I love newspapers! I can get lost in newspaper research looking for my ancestor and trying to discover something new about them. I research newspapers nearly every day. I will be sharing some of my insights in this blog and soon in videos. Have a newspaper hint? Share it with me in the comments below.
Looking at newspapers in December and January is one of the best sources for details of all the goings on in your family’s neighborhood. Even if I don’t find my relative’s name, I often discover things about his relatives, town, county, industry, or profession. I thought I would share some considerations from a recent search. A hundred-year-old article from the January 17, 1924 edition of the Eldon Advertiser of Eldon, Missouri listed fishing and hunting permits issued in 1923 by the County Clerk to citizens of Morgan County. I like to wring every detail from a source. What can we discern from this story? Below are my “takeaways.” Do you have any to add?

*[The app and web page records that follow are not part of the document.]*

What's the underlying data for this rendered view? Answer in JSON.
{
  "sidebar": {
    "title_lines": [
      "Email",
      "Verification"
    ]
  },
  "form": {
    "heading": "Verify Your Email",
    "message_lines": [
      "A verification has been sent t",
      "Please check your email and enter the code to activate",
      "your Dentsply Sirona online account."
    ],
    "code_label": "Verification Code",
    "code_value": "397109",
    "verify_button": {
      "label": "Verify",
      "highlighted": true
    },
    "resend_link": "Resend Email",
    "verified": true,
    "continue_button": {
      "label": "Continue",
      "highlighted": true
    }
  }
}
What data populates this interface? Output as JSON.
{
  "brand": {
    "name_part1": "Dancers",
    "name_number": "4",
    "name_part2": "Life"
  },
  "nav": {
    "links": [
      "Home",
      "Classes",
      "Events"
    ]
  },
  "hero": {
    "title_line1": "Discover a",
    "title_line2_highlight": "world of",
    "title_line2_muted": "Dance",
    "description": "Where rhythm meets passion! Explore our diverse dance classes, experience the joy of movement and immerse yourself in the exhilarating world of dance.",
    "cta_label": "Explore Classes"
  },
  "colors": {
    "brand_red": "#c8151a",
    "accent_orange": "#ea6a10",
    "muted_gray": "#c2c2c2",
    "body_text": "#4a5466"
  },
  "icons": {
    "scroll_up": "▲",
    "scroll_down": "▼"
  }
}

- What Happened? Sometimes you can find your ancestor’s name in the newspaper for something mundane he/she did last year. Those items often appear in December or January.
- Locality. The source might be in a contiguous county or state. Eldon Missouri is in Miller County, east of Morgan County, where my grandparents lived.
- Ask Not Why. Newspapers need content. They often get it from other sources, many of which are in the same area or would be of general interest to their readers but sometimes they include seemingly random details that can be useful as indirect information.
- What Name? Pay attention to how the name is listed – especially if it is a legal source. While not always the case, if someone sought a license or permit at the courthouse they were (at least in theory) more likely to use their legal name. My grandfather Carl C. Siegel was often referred to with other versions of his name: Charles/Charley/Chas/C.C. Siegel. I have a list of variations of first and last names of my ancestors and I pull out that list when I do searches.
- Who Else Is There? What other names can I recognize? Do they bear any relation to my grandfather? This list is tricky, because there are tons of names that are familiar. There are a few other relatives (cousin Harold Siegel & uncle F.H. Siegel), some “other line” Siegels who are not direct relatives (O.E. Siegel), family friends/neighbors include (A. F. Oehrke and Glenn Mertgen). They may or may not be relevant. In this instance, they likely are chronologically listed in order they sought the permit.
- Novelty of Change? I have to wonder if hunting and fishing licenses was a new requirement and thus might have made the list “newsworthy” in 1924. News often follows changes in laws or regulations.
Analyzing the source of information can lead to other ideas and fill in some of the details of a life.
What do I know about my grandfather’s life in 1923-24? In the early 1920s Carl was a widow with three young boys. His sister moved in with him to help care for the children after the death of his wife in April 1919. Carl moved into the town of Florence and bought a house and the general store in 1921. Running the store was a seemingly round-the-clock job so I have often wondered when he (and later he, my grandmother Roma and the boys) slept.
Carl had grown up on a farm in rural Morgan County and had a hunting rifle. I have several pictures of Carl fishing so I know he liked to fish. I don’t remember picture of hunting but I’m sure he did that too.
The additional information from this list in the newspapers is not a revelation but it did make me think about Grandpa and what his life was like in 1924. I hope you will use this example to go huntin and fishin in your tree too!